1 x 1K resistor (color code: brown,black,red)
1 x 10uF electrolytic capacitor
Some wires
1 x LED
matrix board
The following is needed for the programmer (not needed if you get the “Linux AVR programming kit” from tuxgraphics):
1 x DB25 connector to plug into the parallel port.
Any kind of 5 pin connector/socket for the programmer. I recommend to use precision strip connectors (similar to IC sockets) and break 5 pins off.
1 x 220 Ohm resistor (color code: red,red,brown)
2 x 470 Ohm resistor (color code: yellow,purple,brown)

In addition to the above parts you need a 5V electronically stabilized DC power supply or you can use a 4.5V battery as power supply.

You have probably noticed that we do not need a crystal. This is because the ATmega8 has now a build-in oscilator. This oscillator can be used when accurate timing is not an issue. However if you want to build precise measurement equipment or you want to use the UART/RS232 interface then you will need a crystal. Which type of oscilator is used can be defined via fuse bits which you can modify with the programmer. By default (factory setting) the internal 1Mhz oscillator is active.

Building the programmer hardware

Building the programmer hardware

The AVR microcontrollers allows for in circuit programming (ISP).
That is: you do not need to remove the microcontroller form the board to program it. You will see that you can get different programmer hardware from 50-150 Euro. However with Linux running it is also possible to build a very simple programmer that does the job. You need a free parallel port on your computer and the following cable.

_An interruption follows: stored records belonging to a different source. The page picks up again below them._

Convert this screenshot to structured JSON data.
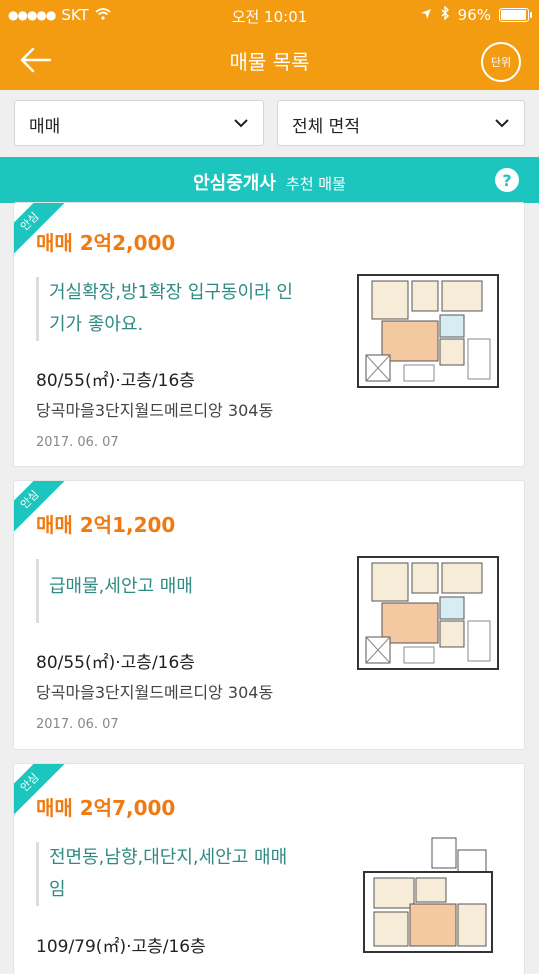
{
  "status": {
    "carrier": "SKT",
    "time": "오전 10:01",
    "battery": "96%"
  },
  "nav": {
    "title": "매물 목록",
    "unit_label": "단위"
  },
  "filters": {
    "deal_type": "매매",
    "area": "전체 면적"
  },
  "banner": {
    "brand": "안심중개사",
    "label": "추천 매물",
    "help": "?"
  },
  "listings": [
    {
      "badge": "안심",
      "price": "매매 2억2,000",
      "desc_line1": "거실확장,방1확장 입구동이라 인",
      "desc_line2": "기가 좋아요.",
      "spec": "80/55(㎡)·고층/16층",
      "apartment": "당곡마을3단지월드메르디앙 304동",
      "date": "2017. 06. 07"
    },
    {
      "badge": "안심",
      "price": "매매 2억1,200",
      "desc_line1": "급매물,세안고 매매",
      "desc_line2": "",
      "spec": "80/55(㎡)·고층/16층",
      "apartment": "당곡마을3단지월드메르디앙 304동",
      "date": "2017. 06. 07"
    },
    {
      "badge": "안심",
      "price": "매매 2억7,000",
      "desc_line1": "전면동,남향,대단지,세안고 매매",
      "desc_line2": "임",
      "spec": "109/79(㎡)·고층/16층",
      "apartment": "",
      "date": ""
    }
  ],
  "colors": {
    "primary": "#f39c12",
    "accent": "#1cc5bd",
    "price": "#f07a12",
    "desc": "#2e8b83"
  }
}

Note that this is an improved programmer compared to the one presented in the March 2002 article. We build the protection resistors into the programmer. This will then save some space and parts on the circuit board. The wiring for the programmer cable has to be as follows:

pin on pcb pin on AVR protection resistor Pin on parallel port
5 Reset (1) Init (16)
4 MOSI (17) 470 Ohm D0 (2)
3 MISO (18) 220 Ohm Busy (11)
2 SCK (19) 470 Ohm Strobe (1)
1 GND GND (18)

The cable should not be longer than 70cm.

The protection resistors can be build into the connector as show on the picture on the right.

Writing software

The Atmeag 8 can be programmed in plain C with the help of gcc. To know some AVR assembler can be useful but it is not needed.

The AVR libc comes with an avr-libc-user-manual-1.0.4.pdf (1139921 bytes) which documents all functions available in C. From Atmel’s website, (, go to: avr products -> 8 bit risc-> Datasheets), you can download the complete data sheet. It describes all the registers and how to use the CPU.

One thing to keep in mind when using a microcontroller is that it has only a few bytes of Ram. That means you must not declare large data structures or strings. Your program should not use deeply nested function calls or recursion.

Much better than all theory is a real example. We will write a program that causes our LED to blink in 0.5 seconds intervals. Not very useful but very good to get started.

The avr-libc has changed a lot. Previously you did set a bit on a port with sbi and you cleared it with cbi. Now those functions are deprecated. First I present the “good old way”:

/* defines for future compatibility */
    #ifndef cbi
    #define cbi(sfr, bit) (_SFR_BYTE(sfr) &= ~_BV(bit))
    #ifndef sbi
    #define sbi(sfr, bit) (_SFR_BYTE(sfr) |= _BV(bit))

    void main(void)
          /* INITIALIZE */
          /* enable PC5 as output */

          /* BLINK, BLINK ... */
          while (1) {
                /* led on, pin=0 */
                /* set output to 5V, LED off */

Source: Programming the AVR microcontroller with GCC, libc 1.0.4

About The Author

Muhammad Bilal

I am a highly skilled and motivated individual with a Master's degree in Computer Science. I have extensive experience in technical writing and a deep understanding of SEO practices.

Leave a Comment

Your email address will not be published. Required fields are marked *

Scroll to Top